Spc. Curtis Fort, 61, is the first death within the military since the end of May. Fort, in addition to being a radio and communications security repairer assigned to a Salem, Virginia, cadet summer training unit, was a preacher in the Roanoke area.
“He was a man of triumph and integrity,” according to his obituary. “He loved his family, serving the Lord and preaching the Gospel.”
A Reserve spokesman was not able to say how many of the command’s soldiers have been diagnosed with COVID-19 to date.
As of Wednesday morning, 28,769 service members have been diagnosed, 9,697 of them in the Army. The Defense Department does not break out those numbers to specify whether those troops are active duty or reservists.
Three of the military’s four deaths have come from Army reserve component soldiers thus far, starting with a New Jersey National Guard captain in March. The second, a chief aboard the aircraft carrier Theodore Roosevelt, died in April.
Sgt. Simon Zamudio, 34, died May 22 in Illinois.
While active-duty troops are required to practice social distancing and wear face coverings while at work, COVID-19 prevention is significantly more difficult among reserve-component units, as troops do not have day-to-day contact with their leadership and live entirely off-base.
In response to the pandemic, the Army Reserve suspended in-person drill and moved to virtual formations and schooling where possible.
In general, as on the active-duty side, it has been up to individual commands to issue guidance to their troops about where and how they go out in public.

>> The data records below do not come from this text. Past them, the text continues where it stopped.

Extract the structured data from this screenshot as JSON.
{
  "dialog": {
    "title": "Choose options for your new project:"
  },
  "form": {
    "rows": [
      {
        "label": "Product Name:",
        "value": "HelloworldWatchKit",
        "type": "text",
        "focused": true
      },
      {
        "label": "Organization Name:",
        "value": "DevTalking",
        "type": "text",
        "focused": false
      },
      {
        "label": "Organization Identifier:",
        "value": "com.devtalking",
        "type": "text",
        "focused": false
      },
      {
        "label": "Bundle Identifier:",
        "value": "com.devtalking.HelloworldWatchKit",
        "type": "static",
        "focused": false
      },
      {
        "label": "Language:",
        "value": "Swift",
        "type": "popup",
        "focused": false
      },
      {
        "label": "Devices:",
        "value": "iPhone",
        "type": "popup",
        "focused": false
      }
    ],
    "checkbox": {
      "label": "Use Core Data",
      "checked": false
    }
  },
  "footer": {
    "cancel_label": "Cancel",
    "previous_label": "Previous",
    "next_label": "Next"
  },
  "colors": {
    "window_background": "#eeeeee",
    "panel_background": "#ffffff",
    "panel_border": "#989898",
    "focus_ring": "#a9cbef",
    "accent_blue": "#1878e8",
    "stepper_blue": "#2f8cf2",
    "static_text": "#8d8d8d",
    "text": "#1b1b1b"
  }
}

Though the services’ 1-percent infection rate is on par with that of the general U.S. population, hospitalizations and deaths have been much lower among service members. Fewer than 2 percent of military cases have required hospitalization, and the death rate is 0.0001 percent, compared to 3 percent nationwide.
Defense officials told reporters Thursday that while the infection rate among civilians and service members has reached parity, the military’s most populous age demographic is seeing a slightly higher rate.
“We’ve not seen any widespread evidence that what’s occurring in the 18-to-24 demographic is because they’re not following the rules,” Air Force Brig. Gen. Paul Friedrichs, the Joint Staff surgeon, said.